** What you are asked to do **
Print the data again, exactly.

Records from a data collection
§ §

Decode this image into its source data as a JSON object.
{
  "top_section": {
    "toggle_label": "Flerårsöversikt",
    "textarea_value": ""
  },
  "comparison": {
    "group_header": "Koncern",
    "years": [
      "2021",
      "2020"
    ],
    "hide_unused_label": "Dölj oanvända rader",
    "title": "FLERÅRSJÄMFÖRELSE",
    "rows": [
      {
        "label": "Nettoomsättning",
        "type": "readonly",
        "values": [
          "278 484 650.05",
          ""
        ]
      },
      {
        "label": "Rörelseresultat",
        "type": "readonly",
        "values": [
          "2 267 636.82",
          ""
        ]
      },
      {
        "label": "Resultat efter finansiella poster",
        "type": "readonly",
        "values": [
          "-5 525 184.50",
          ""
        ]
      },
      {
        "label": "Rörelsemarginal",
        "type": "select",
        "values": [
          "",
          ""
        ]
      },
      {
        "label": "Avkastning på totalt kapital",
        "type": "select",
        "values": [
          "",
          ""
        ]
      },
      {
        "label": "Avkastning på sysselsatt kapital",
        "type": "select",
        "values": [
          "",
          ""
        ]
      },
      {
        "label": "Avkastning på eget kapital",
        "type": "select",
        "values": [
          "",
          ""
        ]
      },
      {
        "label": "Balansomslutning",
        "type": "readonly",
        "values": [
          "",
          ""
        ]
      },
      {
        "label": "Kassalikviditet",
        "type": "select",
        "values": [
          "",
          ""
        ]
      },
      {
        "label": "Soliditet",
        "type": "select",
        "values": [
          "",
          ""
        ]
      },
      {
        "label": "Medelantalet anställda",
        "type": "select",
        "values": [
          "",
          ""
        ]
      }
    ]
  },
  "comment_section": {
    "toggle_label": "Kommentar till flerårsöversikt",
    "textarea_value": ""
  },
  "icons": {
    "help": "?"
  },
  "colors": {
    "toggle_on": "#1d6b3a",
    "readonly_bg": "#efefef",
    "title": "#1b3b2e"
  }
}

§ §

** Solution for this problem **
Decode this image into its source data as a JSON object.
{
  "top_section": {
    "toggle_label": "Flerårsöversikt",
    "textarea_value": ""
  },
  "comparison": {
    "group_header": "Koncern",
    "years": [
      "2021",
      "2020"
    ],
    "hide_unused_label": "Dölj oanvända rader",
    "title": "FLERÅRSJÄMFÖRELSE",
    "rows": [
      {
        "label": "Nettoomsättning",
        "type": "readonly",
        "values": [
          "278 484 650.05",
          ""
        ]
      },
      {
        "label": "Rörelseresultat",
        "type": "readonly",
        "values": [
          "2 267 636.82",
          ""
        ]
      },
      {
        "label": "Resultat efter finansiella poster",
        "type": "readonly",
        "values": [
          "-5 525 184.50",
          ""
        ]
      },
      {
        "label": "Rörelsemarginal",
        "type": "select",
        "values": [
          "",
          ""
        ]
      },
      {
        "label": "Avkastning på totalt kapital",
        "type": "select",
        "values": [
          "",
          ""
        ]
      },
      {
        "label": "Avkastning på sysselsatt kapital",
        "type": "select",
        "values": [
          "",
          ""
        ]
      },
      {
        "label": "Avkastning på eget kapital",
        "type": "select",
        "values": [
          "",
          ""
        ]
      },
      {
        "label": "Balansomslutning",
        "type": "readonly",
        "values": [
          "",
          ""
        ]
      },
      {
        "label": "Kassalikviditet",
        "type": "select",
        "values": [
          "",
          ""
        ]
      },
      {
        "label": "Soliditet",
        "type": "select",
        "values": [
          "",
          ""
        ]
      },
      {
        "label": "Medelantalet anställda",
        "type": "select",
        "values": [
          "",
          ""
        ]
      }
    ]
  },
  "comment_section": {
    "toggle_label": "Kommentar till flerårsöversikt",
    "textarea_value": ""
  },
  "icons": {
    "help": "?"
  },
  "colors": {
    "toggle_on": "#1d6b3a",
    "readonly_bg": "#efefef",
    "title": "#1b3b2e"
  }
}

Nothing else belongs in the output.